's (NYSE:CRM) stock price rose by double-digits following its successful fiscal 2015, only to subsequently drop to pre-earnings report levels. Apparently, short-term investors are taking quick gains following its strong fiscal year. But the CRM king expects even bigger things going forward.

Management, primarily CEO Marc Benioff and CFO Mark Hawkins, outlined several areas of potential growth for fiscal 2016. If the team can deliver on the objectives shared during its recent conference call, today's consensus analyst price target approaching $75 a share may be just the beginning.

It's all about the data
Given its leadership position in customer relationship management, or CRM solutions, users compile and utilize reams of data. Historically, users' customer data generated reminders, tracked schedules, and provided a means of efficient communication. But in today's world of business intelligence, or BI, an automated event reminder is woefully simplistic, and that's where comes in.

Salesforce's "wave analytics cloud" is a potential game changer. The "data science" solution, as Benioff described it, is an ecosystem that utilizes BI to give users actionable results -- and it's a hit. Benioff said Salesforce wave analytics has already landed several "significant deals," and ranks as the company's most successful product launch ever. In fact, Salesforce's newest solution is part of its strategic partnership with Microsoft (NASDAQ:MSFT). Saleforce is integrating its Power BI tool, among other services, into Microsoft's cloud-based Office 365 and Excel platform.

$10 billion, here we come
Both Benioff and Hawkins wasted little time alluding to the fact that Salesforce, among all enterprise software companies, generated $5 billion in revenue in the least amount of time. That is a large part of the reason Salesforce's stock price rose following its earnings report. But Benioff made it clear that $5 billion is not the final goal.

While fiscal 2015 revenue rose by 32%, to $5.37 billion, Benioff's objective is for to become "the fastest software company to $10 billion" -- and it is well on its way. As management noted, deferred revenue for the year was also up 32% year over year to $3.32 billion. That is revenue billed but not yet recognized, meaning generated nearly $9 billion in total sales last fiscal year.

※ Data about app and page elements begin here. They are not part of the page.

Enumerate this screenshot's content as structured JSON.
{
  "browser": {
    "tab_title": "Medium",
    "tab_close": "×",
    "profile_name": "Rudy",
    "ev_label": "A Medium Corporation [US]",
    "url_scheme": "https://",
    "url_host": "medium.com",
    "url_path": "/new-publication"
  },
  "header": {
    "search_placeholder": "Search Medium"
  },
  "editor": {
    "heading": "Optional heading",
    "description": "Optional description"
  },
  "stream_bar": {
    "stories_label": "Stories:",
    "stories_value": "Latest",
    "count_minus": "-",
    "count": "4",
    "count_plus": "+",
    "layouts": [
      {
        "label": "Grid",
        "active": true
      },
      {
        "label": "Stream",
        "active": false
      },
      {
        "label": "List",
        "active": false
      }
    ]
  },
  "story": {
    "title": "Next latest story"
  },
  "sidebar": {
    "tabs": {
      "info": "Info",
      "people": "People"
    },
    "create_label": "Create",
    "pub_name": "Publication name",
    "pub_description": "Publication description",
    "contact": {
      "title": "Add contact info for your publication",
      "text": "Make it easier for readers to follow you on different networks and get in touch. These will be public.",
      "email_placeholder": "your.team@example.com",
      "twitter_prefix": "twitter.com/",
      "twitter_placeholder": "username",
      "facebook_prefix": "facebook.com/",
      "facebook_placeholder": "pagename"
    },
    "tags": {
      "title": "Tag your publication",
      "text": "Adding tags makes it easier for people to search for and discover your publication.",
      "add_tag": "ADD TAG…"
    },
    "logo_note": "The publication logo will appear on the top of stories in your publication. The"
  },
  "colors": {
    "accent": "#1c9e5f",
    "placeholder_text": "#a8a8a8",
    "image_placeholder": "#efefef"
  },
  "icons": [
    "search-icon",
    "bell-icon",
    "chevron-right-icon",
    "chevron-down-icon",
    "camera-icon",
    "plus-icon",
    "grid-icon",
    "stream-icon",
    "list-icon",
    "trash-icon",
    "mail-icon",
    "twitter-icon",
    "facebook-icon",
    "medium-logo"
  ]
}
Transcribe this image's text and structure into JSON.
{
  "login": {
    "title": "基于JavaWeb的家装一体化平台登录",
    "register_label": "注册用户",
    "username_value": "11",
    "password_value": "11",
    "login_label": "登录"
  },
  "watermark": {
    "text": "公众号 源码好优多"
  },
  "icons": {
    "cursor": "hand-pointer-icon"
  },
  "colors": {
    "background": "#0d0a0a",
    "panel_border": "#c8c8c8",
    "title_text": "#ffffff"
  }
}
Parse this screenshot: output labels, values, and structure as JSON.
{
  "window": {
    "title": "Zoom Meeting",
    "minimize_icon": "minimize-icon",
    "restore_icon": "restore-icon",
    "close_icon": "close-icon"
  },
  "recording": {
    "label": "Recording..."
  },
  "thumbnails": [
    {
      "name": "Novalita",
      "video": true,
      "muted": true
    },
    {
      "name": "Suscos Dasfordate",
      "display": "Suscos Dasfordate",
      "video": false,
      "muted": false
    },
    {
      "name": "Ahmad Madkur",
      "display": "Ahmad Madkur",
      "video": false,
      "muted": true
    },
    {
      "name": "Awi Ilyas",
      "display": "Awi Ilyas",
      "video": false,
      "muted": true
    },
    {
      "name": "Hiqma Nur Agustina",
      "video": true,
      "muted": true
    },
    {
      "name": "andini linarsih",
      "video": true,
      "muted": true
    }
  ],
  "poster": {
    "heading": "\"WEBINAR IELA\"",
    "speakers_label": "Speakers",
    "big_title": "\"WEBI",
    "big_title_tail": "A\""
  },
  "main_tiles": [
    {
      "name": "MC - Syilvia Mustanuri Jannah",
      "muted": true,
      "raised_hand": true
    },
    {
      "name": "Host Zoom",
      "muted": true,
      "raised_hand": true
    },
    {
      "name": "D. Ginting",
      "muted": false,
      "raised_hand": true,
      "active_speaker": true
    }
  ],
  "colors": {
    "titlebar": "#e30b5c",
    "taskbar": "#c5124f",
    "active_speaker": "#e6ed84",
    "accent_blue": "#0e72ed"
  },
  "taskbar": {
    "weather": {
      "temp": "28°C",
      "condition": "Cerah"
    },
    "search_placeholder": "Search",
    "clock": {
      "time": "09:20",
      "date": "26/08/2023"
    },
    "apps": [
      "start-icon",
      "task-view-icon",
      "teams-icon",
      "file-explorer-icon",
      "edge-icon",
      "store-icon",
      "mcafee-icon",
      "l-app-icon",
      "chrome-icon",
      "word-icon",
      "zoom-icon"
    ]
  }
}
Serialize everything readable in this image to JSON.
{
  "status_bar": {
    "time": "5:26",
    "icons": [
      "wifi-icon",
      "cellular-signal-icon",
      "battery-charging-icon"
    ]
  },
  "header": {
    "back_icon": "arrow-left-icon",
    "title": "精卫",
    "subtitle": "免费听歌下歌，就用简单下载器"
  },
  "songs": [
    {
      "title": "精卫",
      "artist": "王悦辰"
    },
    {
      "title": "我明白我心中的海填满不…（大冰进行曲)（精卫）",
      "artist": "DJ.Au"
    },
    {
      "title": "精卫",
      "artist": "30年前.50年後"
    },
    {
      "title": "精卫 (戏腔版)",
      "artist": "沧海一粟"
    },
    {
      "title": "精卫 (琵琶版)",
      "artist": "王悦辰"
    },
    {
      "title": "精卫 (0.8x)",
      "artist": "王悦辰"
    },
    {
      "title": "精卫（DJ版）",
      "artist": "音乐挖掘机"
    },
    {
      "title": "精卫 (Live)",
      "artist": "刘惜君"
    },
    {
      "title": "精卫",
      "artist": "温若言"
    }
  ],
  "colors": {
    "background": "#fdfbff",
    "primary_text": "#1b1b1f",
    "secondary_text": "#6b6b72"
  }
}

Bigger is better
Along with record revenue, Hawkins said fiscal 2015 sales included "550 seven or eight figure new deals," a 33% improvement from the prior year. Hawkins didn't share the average size of the new deals, but suggested that was also up. Add in anticipated multimillion-dollar sales of the wave analytics cloud solution, and it's no wonder expects a strong fiscal 2016.

It's not just the size and frequency of new sales that has management all aglow, Hawkins also said existing customers are using its solution more than ever. Salesforce now boasts "more than 3 billion enterprise transactions daily."

Going global
The Americas region accounted for 73% of total company revenue last quarter, followed by Europe at 18% and the Asia-Pacific region at a meager 9%. Hawkins cited the strong U.S. dollar as one factor in the geographic revenue disparity, but also acknowledged growing internationally is a primary objective in fiscal 2016 and beyond.

Towards that end, Salesforce plans to open additional data centers in Europe this year, including facilities in France and Germany, in addition to its new operation in the U.K. The new data centers should jump-start Salesforce's plans for revenue diversification, and they are a clear indication the company recognizes the need for, and opportunity in, global expansion.

The more the merrier
Though Salesforce has major clients across multiple industries, it has primarily focused on the financial and insurance services market; that's about to change, according to Hawkins. In conjunction with the rollout of, "several new products," Salesforce intends to expand its target markets to six as it moves further into fiscal 2016.

When asked why six, Benioff said Salesforce's success to date is largely due to the ability to "speak our client's language." Salesforce's plans to target a few strategic markets, as opposed to stretching itself too thin, is a prudent approach to broaden its market horizons.

What will Salesforce do for an encore in fiscal 2016? In addition to executing on its core objectives, the company also plans on another record year, raising its revenue guidance to the $6.475 billion to $6.52 billion range, or about 21% above 2015's results. This is another reason each share price decline makes Salesforce an even better investment opportunity.